§ **Data extracted from a collection**
==*==

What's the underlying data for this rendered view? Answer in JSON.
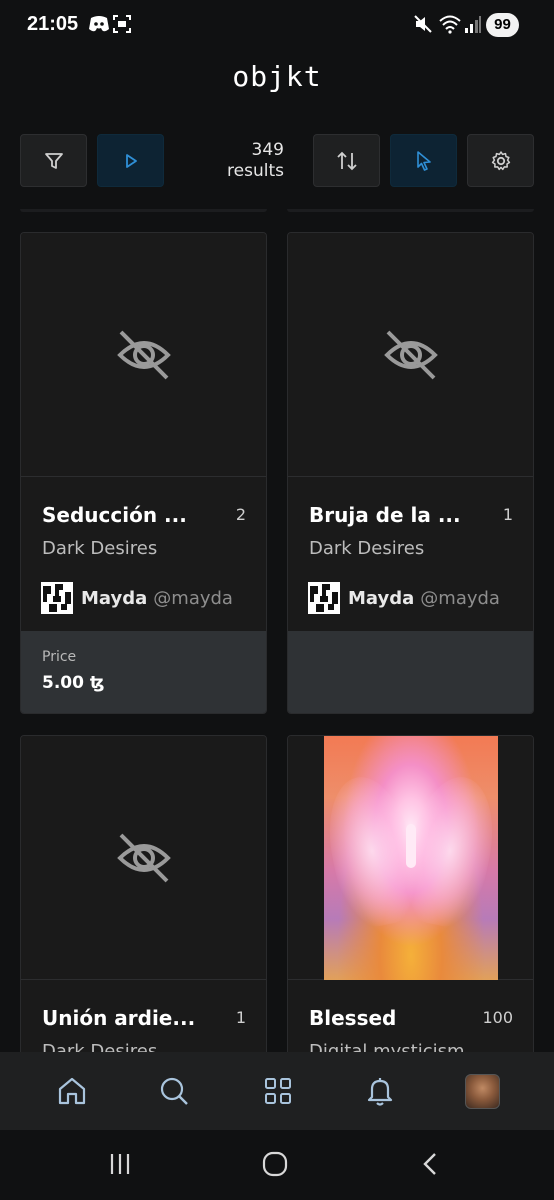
{
  "status_bar": {
    "time": "21:05",
    "battery": "99",
    "icons": [
      "discord-icon",
      "screenshot-icon",
      "mute-icon",
      "wifi-icon",
      "signal-icon"
    ]
  },
  "header": {
    "title": "objkt"
  },
  "toolbar": {
    "results_count": "349",
    "results_label": "results",
    "buttons": [
      "filter-icon",
      "play-icon",
      "sort-icon",
      "cursor-icon",
      "gear-icon"
    ]
  },
  "cards": [
    {
      "title": "Seducción ...",
      "count": "2",
      "collection": "Dark Desires",
      "artist_name": "Mayda",
      "artist_handle": "@mayda",
      "price_label": "Price",
      "price_value": "5.00 ꜩ",
      "media": "hidden"
    },
    {
      "title": "Bruja de la ...",
      "count": "1",
      "collection": "Dark Desires",
      "artist_name": "Mayda",
      "artist_handle": "@mayda",
      "media": "hidden"
    },
    {
      "title": "Unión ardie...",
      "count": "1",
      "collection": "Dark Desires",
      "media": "hidden"
    },
    {
      "title": "Blessed",
      "count": "100",
      "collection": "Digital mysticism",
      "media": "image"
    }
  ],
  "bottom_nav": [
    "home-icon",
    "search-icon",
    "grid-icon",
    "bell-icon",
    "profile-avatar"
  ],
  "system_nav": [
    "recent-apps-icon",
    "home-circle-icon",
    "back-icon"
  ],
  "colors": {
    "accent": "#2f8fd6",
    "background": "#101112",
    "card": "#1a1a1a",
    "footer": "#2f3235"
  }
}
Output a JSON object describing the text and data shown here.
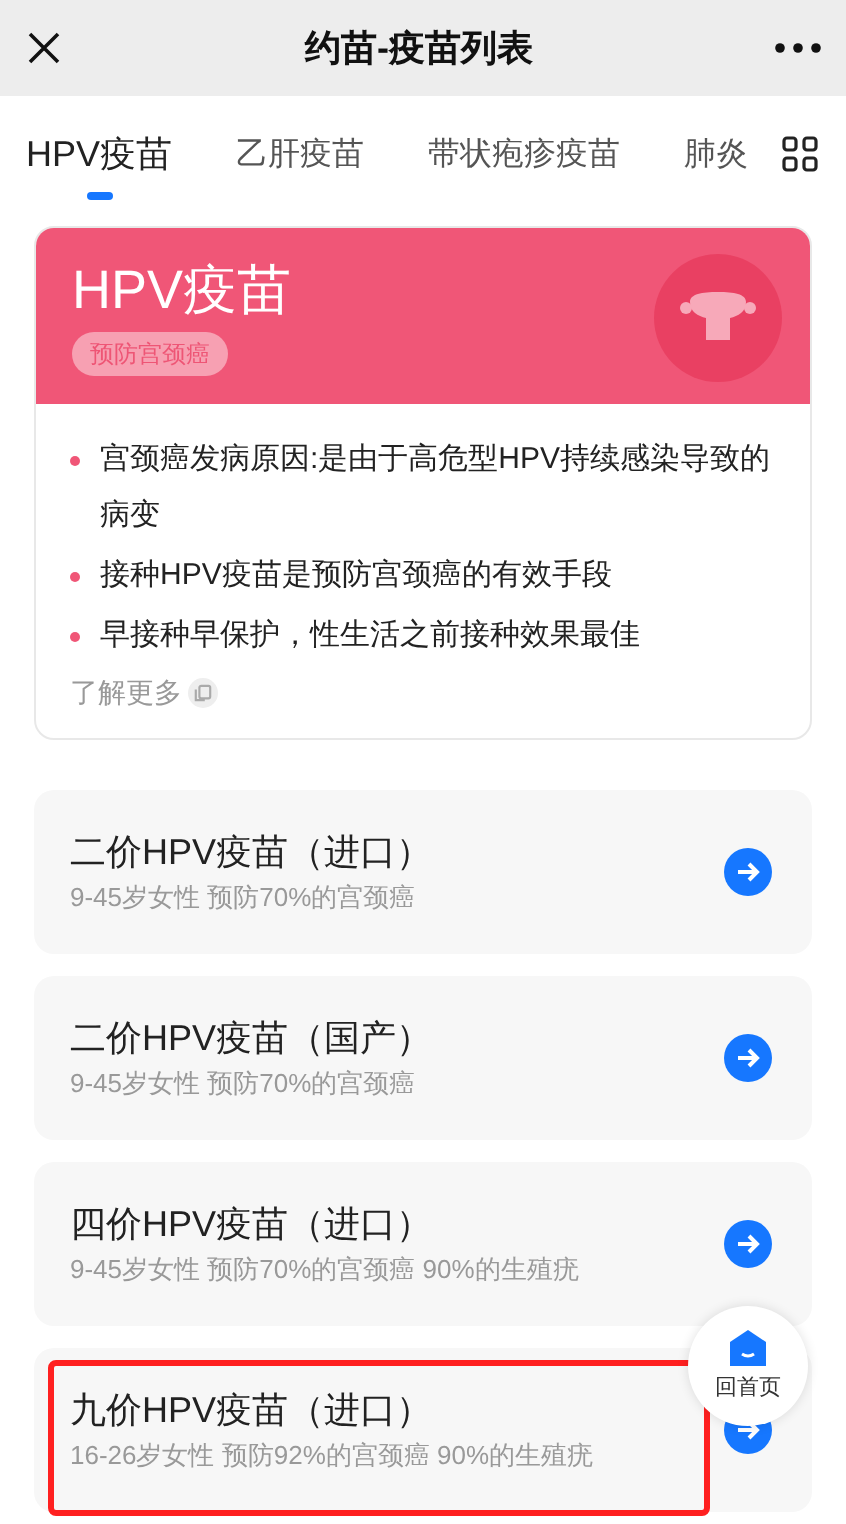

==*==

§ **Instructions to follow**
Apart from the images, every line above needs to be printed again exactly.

§ **Final answer**
What's the underlying data for this rendered view? Answer in JSON.
{
  "status_bar": {
    "time": "21:05",
    "battery": "99",
    "icons": [
      "discord-icon",
      "screenshot-icon",
      "mute-icon",
      "wifi-icon",
      "signal-icon"
    ]
  },
  "header": {
    "title": "objkt"
  },
  "toolbar": {
    "results_count": "349",
    "results_label": "results",
    "buttons": [
      "filter-icon",
      "play-icon",
      "sort-icon",
      "cursor-icon",
      "gear-icon"
    ]
  },
  "cards": [
    {
      "title": "Seducción ...",
      "count": "2",
      "collection": "Dark Desires",
      "artist_name": "Mayda",
      "artist_handle": "@mayda",
      "price_label": "Price",
      "price_value": "5.00 ꜩ",
      "media": "hidden"
    },
    {
      "title": "Bruja de la ...",
      "count": "1",
      "collection": "Dark Desires",
      "artist_name": "Mayda",
      "artist_handle": "@mayda",
      "media": "hidden"
    },
    {
      "title": "Unión ardie...",
      "count": "1",
      "collection": "Dark Desires",
      "media": "hidden"
    },
    {
      "title": "Blessed",
      "count": "100",
      "collection": "Digital mysticism",
      "media": "image"
    }
  ],
  "bottom_nav": [
    "home-icon",
    "search-icon",
    "grid-icon",
    "bell-icon",
    "profile-avatar"
  ],
  "system_nav": [
    "recent-apps-icon",
    "home-circle-icon",
    "back-icon"
  ],
  "colors": {
    "accent": "#2f8fd6",
    "background": "#101112",
    "card": "#1a1a1a",
    "footer": "#2f3235"
  }
}
Output a JSON object describing the text and data shown here.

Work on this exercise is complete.